## Source data:
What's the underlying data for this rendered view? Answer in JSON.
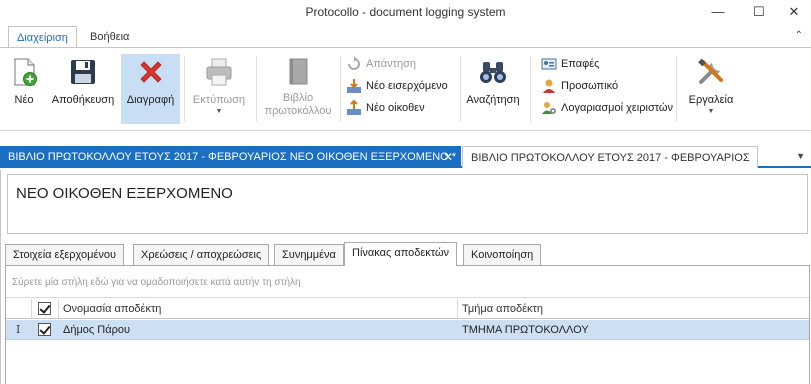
{
  "window": {
    "title": "Protocollo - document logging system",
    "buttons": {
      "minimize": "—",
      "maximize": "☐",
      "close": "✕"
    }
  },
  "ribbon_tabs": [
    {
      "label": "Διαχείριση",
      "active": true
    },
    {
      "label": "Βοήθεια",
      "active": false
    }
  ],
  "ribbon": {
    "new": "Νέο",
    "save": "Αποθήκευση",
    "delete": "Διαγραφή",
    "print": "Εκτύπωση",
    "book": "Βιβλίο πρωτοκόλλου",
    "reply": "Απάντηση",
    "new_incoming": "Νέο εισερχόμενο",
    "new_outgoing": "Νέο οίκοθεν",
    "search": "Αναζήτηση",
    "contacts": "Επαφές",
    "staff": "Προσωπικό",
    "user_accounts": "Λογαριασμοί χειριστών",
    "tools": "Εργαλεία"
  },
  "doc_tabs": [
    {
      "label": "ΒΙΒΛΙΟ ΠΡΩΤΟΚΟΛΛΟΥ ΕΤΟΥΣ 2017 - ΦΕΒΡΟΥΑΡΙΟΣ  ΝΕΟ ΟΙΚΟΘΕΝ ΕΞΕΡΧΟΜΕΝΟ *",
      "active": true,
      "close": "✕"
    },
    {
      "label": "ΒΙΒΛΙΟ ΠΡΩΤΟΚΟΛΛΟΥ ΕΤΟΥΣ 2017 - ΦΕΒΡΟΥΑΡΙΟΣ",
      "active": false
    }
  ],
  "form": {
    "title": "ΝΕΟ ΟΙΚΟΘΕΝ ΕΞΕΡΧΟΜΕΝΟ"
  },
  "sub_tabs": [
    {
      "label": "Στοιχεία εξερχομένου",
      "active": false
    },
    {
      "label": "Χρεώσεις  / αποχρεώσεις",
      "active": false
    },
    {
      "label": "Συνημμένα",
      "active": false
    },
    {
      "label": "Πίνακας αποδεκτών",
      "active": true
    },
    {
      "label": "Κοινοποίηση",
      "active": false
    }
  ],
  "grid": {
    "group_hint": "Σύρετε μία στήλη εδώ για να ομαδοποιήσετε κατά αυτήν τη στήλη",
    "columns": [
      "Ονομασία αποδέκτη",
      "Τμήμα αποδέκτη"
    ],
    "rows": [
      {
        "selected": true,
        "checked": true,
        "name": "Δήμος Πάρου",
        "department": "ΤΜΗΜΑ ΠΡΩΤΟΚΟΛΛΟΥ"
      }
    ],
    "row_indicator": "I"
  }
}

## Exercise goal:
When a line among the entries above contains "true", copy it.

## Response to the task:
      "active": true
      "active": true,
      "active": true
        "selected": true,
        "checked": true,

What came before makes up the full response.